Dallow will speak on her research for her current project, America's Steed: The Horse in American Visual Cultural, 1830 to the Present. She argues that artworks featuring the horse provide lenses through which Americans negotiate issues of identity to reveal the ethical, gendered and commercial formations of modern American sport and leisure.

Art History Lecture Series


Tuesday, March 29
Steven Mayer, piano
Whitley Auditorium, 7:30 p.m.
The Adams Foundation Piano Recital Series sponsored by the Times-News and Elon University

The Adams spring recital at Elon will be a return engagement by Mayer, whose unique repertoire includes jazz icons Arts Tatum and Fats Waller, as well as music from Mozart to Liszt to Charles Edward Ives. He is currently Associate Professor of Piano at the Lamont School of Music at the University of Denver.

Admission: $15 (reserved seating). Tickets available March 8.


Thursday, March 31
The Berenstain Bears Go to Elon
LaRose Digital Theatre, Koury Business Center, 2:15 p.m.

Renowned author Mike Berenstain will share stories about his parents, Stan and Jan, and the origins of the much-loved Berenstain Bears books. He will address the importance of early literacy and the art of writing and illustrating for children.

Sponsored by the School of Education


Thursday, March 31
Jacob S. Hacker, "Reform 2.0: The Battle over the Future of American Health Care"
Whitley Auditorium, 6:30 p.m.
James P. Elder Lecture

The Stanley B. Resor Professor of Political Science at Yale University and a Resident Fellow at the Institution for Social and Policy Studies, Hacker is an expert on the politics of health and social policy. In his Elon lecture, Hacker will address the U.S. health system and health security.


Thursday, March 31
Golan Levin, "The Crossroads of Arts, Science, Technology and Culture"
LaRose Digital Theatre, Koury Business Center, 7:30 p.m.

Levin's work explores new moders of interactive expression and nonverbal communication.
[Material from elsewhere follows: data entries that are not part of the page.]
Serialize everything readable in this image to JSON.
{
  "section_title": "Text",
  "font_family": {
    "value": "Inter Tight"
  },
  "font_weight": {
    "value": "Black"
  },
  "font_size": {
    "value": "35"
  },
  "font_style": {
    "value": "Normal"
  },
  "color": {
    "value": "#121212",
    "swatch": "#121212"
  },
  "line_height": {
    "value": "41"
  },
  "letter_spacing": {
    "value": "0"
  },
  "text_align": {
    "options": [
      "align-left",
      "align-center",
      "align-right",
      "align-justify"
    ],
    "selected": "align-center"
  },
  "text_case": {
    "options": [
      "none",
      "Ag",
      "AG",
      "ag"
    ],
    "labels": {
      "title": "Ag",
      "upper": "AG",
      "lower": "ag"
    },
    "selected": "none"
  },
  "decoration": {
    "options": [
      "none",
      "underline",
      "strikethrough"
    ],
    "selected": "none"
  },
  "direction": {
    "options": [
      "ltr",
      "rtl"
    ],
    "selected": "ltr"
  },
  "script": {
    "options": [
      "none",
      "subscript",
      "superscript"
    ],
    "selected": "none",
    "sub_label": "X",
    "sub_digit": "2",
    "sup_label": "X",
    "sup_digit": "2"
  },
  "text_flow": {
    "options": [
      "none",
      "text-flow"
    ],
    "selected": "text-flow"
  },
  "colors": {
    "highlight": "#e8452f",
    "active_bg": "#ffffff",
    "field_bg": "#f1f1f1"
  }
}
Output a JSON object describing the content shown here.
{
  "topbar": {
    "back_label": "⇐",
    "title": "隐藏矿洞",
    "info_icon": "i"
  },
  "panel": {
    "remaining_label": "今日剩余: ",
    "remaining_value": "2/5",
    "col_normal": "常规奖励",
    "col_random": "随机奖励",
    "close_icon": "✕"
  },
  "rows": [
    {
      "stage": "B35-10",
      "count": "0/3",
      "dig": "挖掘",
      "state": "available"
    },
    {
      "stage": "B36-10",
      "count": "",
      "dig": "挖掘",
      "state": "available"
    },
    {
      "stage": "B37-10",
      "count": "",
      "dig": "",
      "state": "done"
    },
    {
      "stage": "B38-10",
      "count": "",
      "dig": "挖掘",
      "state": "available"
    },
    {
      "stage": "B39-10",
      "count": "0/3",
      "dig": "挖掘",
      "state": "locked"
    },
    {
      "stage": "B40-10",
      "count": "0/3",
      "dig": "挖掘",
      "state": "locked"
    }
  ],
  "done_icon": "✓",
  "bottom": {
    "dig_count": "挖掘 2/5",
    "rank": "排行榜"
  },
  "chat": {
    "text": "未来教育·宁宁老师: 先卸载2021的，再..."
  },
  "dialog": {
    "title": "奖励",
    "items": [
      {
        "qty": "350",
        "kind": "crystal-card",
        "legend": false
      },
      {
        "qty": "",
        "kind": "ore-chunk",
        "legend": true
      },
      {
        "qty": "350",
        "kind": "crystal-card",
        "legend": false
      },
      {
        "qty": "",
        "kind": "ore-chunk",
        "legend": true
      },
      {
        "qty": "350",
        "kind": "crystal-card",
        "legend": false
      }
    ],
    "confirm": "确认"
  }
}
Through performance, responsive artifacts and virtual environments, he applies creative twists to digital technologies that highlight our relationship with machines, expand the vocabulary of human action and awaken people to their potential as creative thinkers.

Sponsored by the Liberal Arts Forum